11:19 01 February 2016
A spelling mistake and a mix-up by senior medics led to a grandmother bleeding to death after an operation at Northwick Park Hospital, an inquest has ruled.
The blunder meant cross-matched blood supplies which were put on hold for Irmgard Cooper, 85, had been sent back to the bank resulting in a two-hour wait for a life-saving transfusion she needed.
By the time the replacement supplies arrived Mrs Cooper, who lived in Hayling Island in Hampshire, had lost all her blood and she died on the operating table.
On Friday at North London Coroner’s Court an inquest heard her name had been spelt as ‘Irngard’ instead of ‘Irmgard’ which resulted in the fatal delay.
In addition the surgeon had not been told no blood supplies were available during the operation until he was carrying out the procedure on May 7 last year.
The German-born mother-of-two, who had three grandchildren and had been married to husband Raymond for 62 years, had undergone a serious but successful operation to repair a large bulge in the main artery to her heart.
When the surgeon questioned the anaesthetist as to why he wasn’t giving extra blood supplies when needed, he was told for the first time that none were available.
She would have survived if her O negative blood supply was available in the theatre immediately.
Coroner Andrew Walker found gross failings in the failure to provide blood at a critical time when it was already previously known that blood would be required.
The inquest also found that the death was avoidable and she had died from neglect.
A Serious Incident Investigation Report subsequently conducted by the hospital found that she died from serious blood clotting difficulties, cardio vascular collapse, haemorrhage, and that the delay in giving blood caused her death.
Mrs Cooper’s daughter, Lorraine Booker, plans to sue London North West Healthcare NHS Trust over her mother’s death.
She said: “My father has suffered from nightmares over my mother’s death ever since. We just feel very let down and betrayed by the hospital for a death that should never have occurred.”
Renu Daly, from medical negligence specialists Hudgell Solicitors, who is acting on behalf of the family, said: “The first error was the mis-spelling of the patient’s name on the blood sample. The lack of communication between the anaesthetist and the surgeon over the absence of blood was the second error.
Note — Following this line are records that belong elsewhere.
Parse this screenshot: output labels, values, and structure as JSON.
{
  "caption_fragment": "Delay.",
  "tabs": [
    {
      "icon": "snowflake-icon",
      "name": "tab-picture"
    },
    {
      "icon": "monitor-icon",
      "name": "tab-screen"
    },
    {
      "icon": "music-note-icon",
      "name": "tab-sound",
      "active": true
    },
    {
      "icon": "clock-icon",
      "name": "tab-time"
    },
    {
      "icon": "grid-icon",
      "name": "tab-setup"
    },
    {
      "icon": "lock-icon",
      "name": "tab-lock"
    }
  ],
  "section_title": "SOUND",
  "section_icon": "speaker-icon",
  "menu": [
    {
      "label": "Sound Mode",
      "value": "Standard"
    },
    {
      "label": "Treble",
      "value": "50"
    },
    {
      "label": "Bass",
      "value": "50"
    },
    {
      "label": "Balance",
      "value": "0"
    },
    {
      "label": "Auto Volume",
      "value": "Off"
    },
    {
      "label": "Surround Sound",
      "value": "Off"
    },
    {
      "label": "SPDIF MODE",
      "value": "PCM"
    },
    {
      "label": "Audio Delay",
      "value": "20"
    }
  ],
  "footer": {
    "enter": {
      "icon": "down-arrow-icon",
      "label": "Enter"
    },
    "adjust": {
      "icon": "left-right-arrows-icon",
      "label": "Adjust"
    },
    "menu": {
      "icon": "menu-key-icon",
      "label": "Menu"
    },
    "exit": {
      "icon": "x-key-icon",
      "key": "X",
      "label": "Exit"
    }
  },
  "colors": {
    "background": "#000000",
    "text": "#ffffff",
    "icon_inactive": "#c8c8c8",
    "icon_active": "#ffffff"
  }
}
“Mrs Cooper was effectively dead from the time she arrived in intensive care, she was already suffering from catastrophic internal bleeding which meant death was inevitable.
“The family is now receiving our support and advice as they want to be certain that this matter is publicly investigated and exposed, and that devastating errors such as these are never able to happen again.”
Jacqueline Docherty, chief executive of the trust, said: “I would like to offer my sincere condolences to the family of Irmgard Cooper and say how sorry I am for what happened.
“We accept the coroner’s verdict. Prior to the inquest, the trust undertook a full internal investigation, and has implemented systems to ensure that incidents of this nature do not occur again.”